The School of Law is involved with the Council on Legal Education Opportunity and is working toward developing articulation agreements with HBCU’s that would increase the educational opportunities for minority students at those institutions while containing costs.
“We are among the list of law schools with the most diverse student bodies,” Diaz says. “Prospective students are attracted by the racial, ethnic, cultural and professional diversity that exists among the students and faculty within our law school community.”
There are also distinct opportunities to engage in social justice work through three centers opened since Diaz has been dean: the Juvenile Defense Clinic, the Bankruptcy Clinic and the Center for Earth Jurisprudence. In the aftermath of Hurricane Irma in 2017, the law school community came together to assist people whose lives were severely impacted.
There is also an Immigration Clinic that advocates for those unable to afford legal representation and provides support in areas such as legal and factual research for lawyers who are working on cases.
“We’re continuing to fight for reunification for all of our clients who are separated from their children and families after fleeing persecution and other violence,” says Diaz. “We have done two presentations this past year to the broader university community regarding our clinical and outreach programs. Immigration was certainly one of the prominently highlighted issues. Our director does a fantastic job of personalizing the issues confronted in immigration cases.”
Diaz occasionally teaches courses on environmental law and environmental justice. Both topics involve science and underrepresented populations that are often exposed to toxic substances. She feels it is important that students understand that legislation is needed to protect society from increasing environmental harms.
As a Cuban-American woman, Diaz feels a duty to serve as a role model and mentor. She also tries to inspire young people to give back to their communities — speaking with groups of students and sharing her journey through law school.
The goal is for all students to leave the School of Law as highly educated, ethical attorneys who will continue to carry out the school’s mission. Students are required to earn six professional enhancement credits as a graduation requirement. At least one of those credits must be earned through participation in a cultural competency-approved program or event, focused on the importance of building an inclusive community. There is a collaborative mindset rooted in interdependence, dignity, equality, compassion and respect for all.
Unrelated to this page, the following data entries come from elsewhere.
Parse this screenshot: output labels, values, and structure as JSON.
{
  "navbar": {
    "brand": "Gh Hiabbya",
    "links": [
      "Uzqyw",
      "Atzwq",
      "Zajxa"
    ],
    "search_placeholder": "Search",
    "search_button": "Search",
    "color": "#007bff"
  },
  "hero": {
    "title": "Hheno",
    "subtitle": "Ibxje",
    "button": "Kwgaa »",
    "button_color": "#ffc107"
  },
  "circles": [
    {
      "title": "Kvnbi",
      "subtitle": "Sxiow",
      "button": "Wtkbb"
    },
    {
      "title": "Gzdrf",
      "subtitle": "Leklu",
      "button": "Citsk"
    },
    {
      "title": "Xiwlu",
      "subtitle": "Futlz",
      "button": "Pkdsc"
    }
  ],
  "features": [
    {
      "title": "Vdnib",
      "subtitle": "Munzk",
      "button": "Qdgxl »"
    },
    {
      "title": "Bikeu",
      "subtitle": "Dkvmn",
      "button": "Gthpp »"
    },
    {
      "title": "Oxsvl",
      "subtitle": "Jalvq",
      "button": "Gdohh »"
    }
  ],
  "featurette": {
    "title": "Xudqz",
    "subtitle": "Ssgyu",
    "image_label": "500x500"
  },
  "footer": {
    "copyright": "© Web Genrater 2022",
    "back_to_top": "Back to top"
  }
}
“I’d like to ensure that our current clinical programs not only continue to help our community with legal issues, but we would also like to explore expanding our clinical programs to include other important areas in line with our mission,” Diaz says. “An elder law clinic would fall in line with our mission and help our senior community members who need legal assistance.
“I do hope that students leave here embracing our emphasis on serving others, highest ethical values, embracing and not just tolerating diversity,” she adds. “By accomplishing all this and more, I hope we have set an example to everyone in the legal profession.”
This article appeared in the July 12 issue of Diverse. It is one in a series of stories about law school deans.